## [What is expected]
Every line of the material needs an exact copy, apart from the images.

[[ Available data open ]]

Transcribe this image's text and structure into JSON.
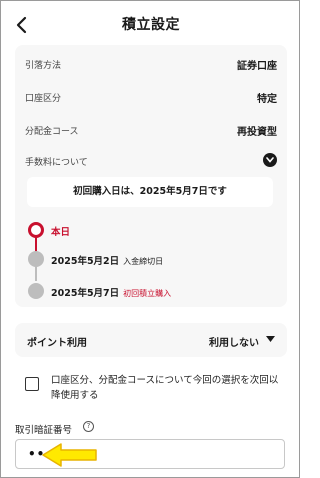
{
  "header": {
    "title": "積立設定"
  },
  "details": [
    {
      "label": "引落方法",
      "value": "証券口座"
    },
    {
      "label": "口座区分",
      "value": "特定"
    },
    {
      "label": "分配金コース",
      "value": "再投資型"
    }
  ],
  "fee": {
    "label": "手数料について"
  },
  "notice": "初回購入日は、2025年5月7日です",
  "timeline": {
    "today": "本日",
    "step2_date": "2025年5月2日",
    "step2_note": "入金締切日",
    "step3_date": "2025年5月7日",
    "step3_note": "初回積立購入"
  },
  "points": {
    "label": "ポイント利用",
    "value": "利用しない"
  },
  "remember": {
    "text": "口座区分、分配金コースについて今回の選択を次回以降使用する",
    "checked": false
  },
  "pin": {
    "label": "取引暗証番号",
    "help": "?",
    "value": "••••"
  },
  "colors": {
    "accent": "#c8102e",
    "card_bg": "#f7f7f7",
    "arrow_fill": "#ffe900",
    "arrow_stroke": "#e8b400"
  },
  "icons": {
    "back": "chevron-left-icon",
    "expand": "chevron-down-icon",
    "points_caret": "caret-down-icon",
    "help": "help-circle-icon",
    "pointer": "yellow-arrow-icon"
  }
}
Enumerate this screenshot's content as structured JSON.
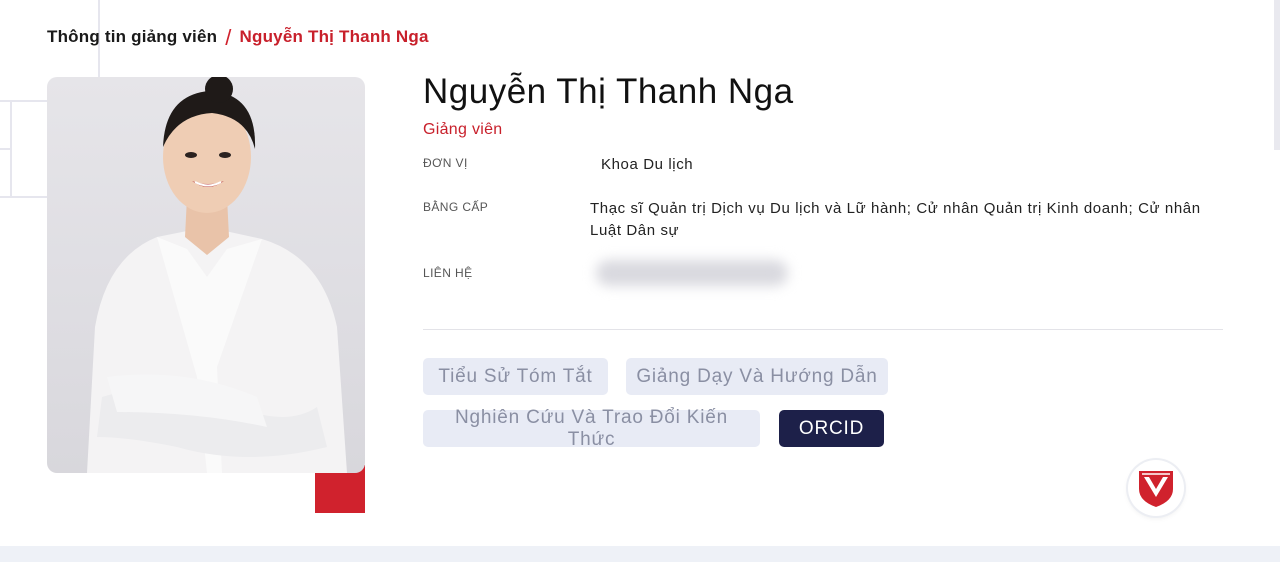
{
  "breadcrumb": {
    "home": "Thông tin giảng viên",
    "separator": "/",
    "current": "Nguyễn Thị Thanh Nga"
  },
  "profile": {
    "name": "Nguyễn Thị Thanh Nga",
    "role": "Giảng viên",
    "fields": {
      "unit_label": "ĐƠN VỊ",
      "unit_value": "Khoa Du lịch",
      "degree_label": "BẰNG CẤP",
      "degree_value": "Thạc sĩ Quản trị Dịch vụ Du lịch và Lữ hành; Cử nhân Quản trị Kinh doanh; Cử nhân Luật Dân sự",
      "contact_label": "LIÊN HỆ"
    }
  },
  "tabs": [
    {
      "label": "Tiểu Sử Tóm Tắt",
      "active": false
    },
    {
      "label": "Giảng Dạy Và Hướng Dẫn",
      "active": false
    },
    {
      "label": "Nghiên Cứu Và Trao Đổi Kiến Thức",
      "active": false
    },
    {
      "label": "ORCID",
      "active": true
    }
  ],
  "colors": {
    "accent_red": "#c8202b",
    "active_tab": "#1d2049",
    "inactive_tab": "#e8ebf5"
  },
  "icons": {
    "logo": "university-shield-logo-icon",
    "photo": "lecturer-portrait"
  }
}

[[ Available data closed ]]

## [Task solution]
Transcribe this image's text and structure into JSON.
{
  "header": {
    "title": "積立設定"
  },
  "details": [
    {
      "label": "引落方法",
      "value": "証券口座"
    },
    {
      "label": "口座区分",
      "value": "特定"
    },
    {
      "label": "分配金コース",
      "value": "再投資型"
    }
  ],
  "fee": {
    "label": "手数料について"
  },
  "notice": "初回購入日は、2025年5月7日です",
  "timeline": {
    "today": "本日",
    "step2_date": "2025年5月2日",
    "step2_note": "入金締切日",
    "step3_date": "2025年5月7日",
    "step3_note": "初回積立購入"
  },
  "points": {
    "label": "ポイント利用",
    "value": "利用しない"
  },
  "remember": {
    "text": "口座区分、分配金コースについて今回の選択を次回以降使用する",
    "checked": false
  },
  "pin": {
    "label": "取引暗証番号",
    "help": "?",
    "value": "••••"
  },
  "colors": {
    "accent": "#c8102e",
    "card_bg": "#f7f7f7",
    "arrow_fill": "#ffe900",
    "arrow_stroke": "#e8b400"
  },
  "icons": {
    "back": "chevron-left-icon",
    "expand": "chevron-down-icon",
    "points_caret": "caret-down-icon",
    "help": "help-circle-icon",
    "pointer": "yellow-arrow-icon"
  }
}
Enumerate this screenshot's content as structured JSON.
{
  "breadcrumb": {
    "home": "Thông tin giảng viên",
    "separator": "/",
    "current": "Nguyễn Thị Thanh Nga"
  },
  "profile": {
    "name": "Nguyễn Thị Thanh Nga",
    "role": "Giảng viên",
    "fields": {
      "unit_label": "ĐƠN VỊ",
      "unit_value": "Khoa Du lịch",
      "degree_label": "BẰNG CẤP",
      "degree_value": "Thạc sĩ Quản trị Dịch vụ Du lịch và Lữ hành; Cử nhân Quản trị Kinh doanh; Cử nhân Luật Dân sự",
      "contact_label": "LIÊN HỆ"
    }
  },
  "tabs": [
    {
      "label": "Tiểu Sử Tóm Tắt",
      "active": false
    },
    {
      "label": "Giảng Dạy Và Hướng Dẫn",
      "active": false
    },
    {
      "label": "Nghiên Cứu Và Trao Đổi Kiến Thức",
      "active": false
    },
    {
      "label": "ORCID",
      "active": true
    }
  ],
  "colors": {
    "accent_red": "#c8202b",
    "active_tab": "#1d2049",
    "inactive_tab": "#e8ebf5"
  },
  "icons": {
    "logo": "university-shield-logo-icon",
    "photo": "lecturer-portrait"
  }
}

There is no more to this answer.